The ATU Local 757 worked with the research team from start to finish during proposal development to be sure they understood the day-day health and safety challenges of bus operators. The ATU also helped the team obtain letters of support from transit authorities throughout Oregon and distribute a health survey to union members. An executive board member from the union even helped research staff stuff survey envelopes! Results of the survey were key for helping researchers respond to grant reviewers critiques.
Harry Saporta, Trimet’s Executive Director of Safety and Security, has also supported the project for several years. This included facilitating a range of efforts, including sharing safety and operational statistics and organizing meetings with Trimet’s human resources and training departments. Mr. Saporta has also guest lectured and arranged field experiences for Dr. Olson’s students in the PSU Department of Psychology and the OHSU-PSU School of Public Health.
The new project continues Dr. Olson’s line of research funded by NHLBI on commercial driver safety, health, and well-being. The original project funded by NHLBI was conducted between 2011-2017, and evaluated a weight loss and health promotion program tailored for commercial truck drivers (SHIFT: Safety & Health Involvement For Truck drivers). The SHIFT program is one of two weight loss programs for truck drivers globally to be demonstrated effective with a randomized controlled design.
In the new project, titled “SHIFT Onboard” (Safety & Health Impact for Transit operators during Onboarding), efforts will focus on understanding how working conditions impact operators’ safety, health, and well-being. Researchers will also adapt the SHIFT program and integrate it with established transit training programs for new bus operators in order to prevent early onset of health problems – such as weight gain – while also supporting operators’ safety, well-being, and success during their first years on the job.
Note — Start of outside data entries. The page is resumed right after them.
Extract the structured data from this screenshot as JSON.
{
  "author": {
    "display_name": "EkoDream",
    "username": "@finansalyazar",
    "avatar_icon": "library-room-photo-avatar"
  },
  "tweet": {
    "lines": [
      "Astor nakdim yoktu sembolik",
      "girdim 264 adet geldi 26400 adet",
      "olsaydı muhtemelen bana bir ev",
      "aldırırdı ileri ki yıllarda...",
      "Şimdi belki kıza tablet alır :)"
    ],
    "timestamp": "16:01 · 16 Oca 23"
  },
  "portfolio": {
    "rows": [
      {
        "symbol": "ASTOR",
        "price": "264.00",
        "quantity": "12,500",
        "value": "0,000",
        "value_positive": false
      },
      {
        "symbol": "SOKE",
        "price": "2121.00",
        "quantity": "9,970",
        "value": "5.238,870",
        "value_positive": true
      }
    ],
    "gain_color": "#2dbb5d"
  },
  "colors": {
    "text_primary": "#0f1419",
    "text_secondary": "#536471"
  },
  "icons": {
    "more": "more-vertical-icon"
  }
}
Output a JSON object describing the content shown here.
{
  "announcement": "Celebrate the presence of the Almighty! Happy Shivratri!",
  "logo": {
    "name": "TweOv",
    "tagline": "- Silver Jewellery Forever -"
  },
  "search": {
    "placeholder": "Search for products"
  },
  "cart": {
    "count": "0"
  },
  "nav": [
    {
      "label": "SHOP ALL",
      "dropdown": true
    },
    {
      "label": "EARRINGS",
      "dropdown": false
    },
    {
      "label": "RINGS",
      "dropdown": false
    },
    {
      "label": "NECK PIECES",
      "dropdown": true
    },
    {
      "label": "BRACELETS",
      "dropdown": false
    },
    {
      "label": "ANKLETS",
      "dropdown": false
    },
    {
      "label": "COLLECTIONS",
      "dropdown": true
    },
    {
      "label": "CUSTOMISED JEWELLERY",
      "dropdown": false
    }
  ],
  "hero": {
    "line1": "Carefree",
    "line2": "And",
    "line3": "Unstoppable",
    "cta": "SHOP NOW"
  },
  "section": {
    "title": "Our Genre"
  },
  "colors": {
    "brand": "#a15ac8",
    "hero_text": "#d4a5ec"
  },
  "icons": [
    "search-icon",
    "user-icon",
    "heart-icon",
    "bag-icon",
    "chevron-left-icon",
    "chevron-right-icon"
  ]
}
Dr. Olson’s Co-Investigators on the new project include Drs. Kent Anger and Peter Graven at OHSU, and Drs. Talya Bauer, Todd Bodner, and Brad Wipfli from PSU. Dr. Layla Mansfield from the Olson lab will Manage the Project and supervise field research staff. Dr. Kelsey Parker, also from the Olson lab, will also contribute. Dr. Diane Elliot, from the OHSU Division of Health Promotion and Sports Medicine, will serve as the supervising physician for bus operator health screenings during the study. Dr. James Strathman, PSU Emeritus Professor from the Center for Urban Studies, will provide consultation to the team regarding the measurement of operator performance and safety.